───── EXTRACTED INFORMATION ─────
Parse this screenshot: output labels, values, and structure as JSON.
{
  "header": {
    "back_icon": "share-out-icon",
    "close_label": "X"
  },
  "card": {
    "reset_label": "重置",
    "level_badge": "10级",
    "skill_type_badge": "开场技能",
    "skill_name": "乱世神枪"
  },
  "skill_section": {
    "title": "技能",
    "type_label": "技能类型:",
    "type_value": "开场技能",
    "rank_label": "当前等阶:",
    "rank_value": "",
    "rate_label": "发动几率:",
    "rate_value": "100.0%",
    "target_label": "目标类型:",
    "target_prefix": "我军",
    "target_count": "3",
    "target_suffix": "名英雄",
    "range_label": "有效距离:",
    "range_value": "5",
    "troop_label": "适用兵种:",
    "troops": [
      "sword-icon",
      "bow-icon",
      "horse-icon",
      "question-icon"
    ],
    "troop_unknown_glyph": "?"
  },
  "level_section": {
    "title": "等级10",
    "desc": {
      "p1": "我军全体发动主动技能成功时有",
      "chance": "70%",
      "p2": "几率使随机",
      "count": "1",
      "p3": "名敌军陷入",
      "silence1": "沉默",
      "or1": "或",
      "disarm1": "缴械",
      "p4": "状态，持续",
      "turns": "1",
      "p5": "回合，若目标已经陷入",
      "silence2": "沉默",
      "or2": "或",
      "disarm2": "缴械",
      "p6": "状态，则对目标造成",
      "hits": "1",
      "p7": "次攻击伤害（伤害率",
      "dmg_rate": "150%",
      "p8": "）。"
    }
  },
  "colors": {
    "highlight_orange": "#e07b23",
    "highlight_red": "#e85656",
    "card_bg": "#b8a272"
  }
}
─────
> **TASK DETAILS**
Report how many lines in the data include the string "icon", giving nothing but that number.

> **YOUR SOLUTION**
5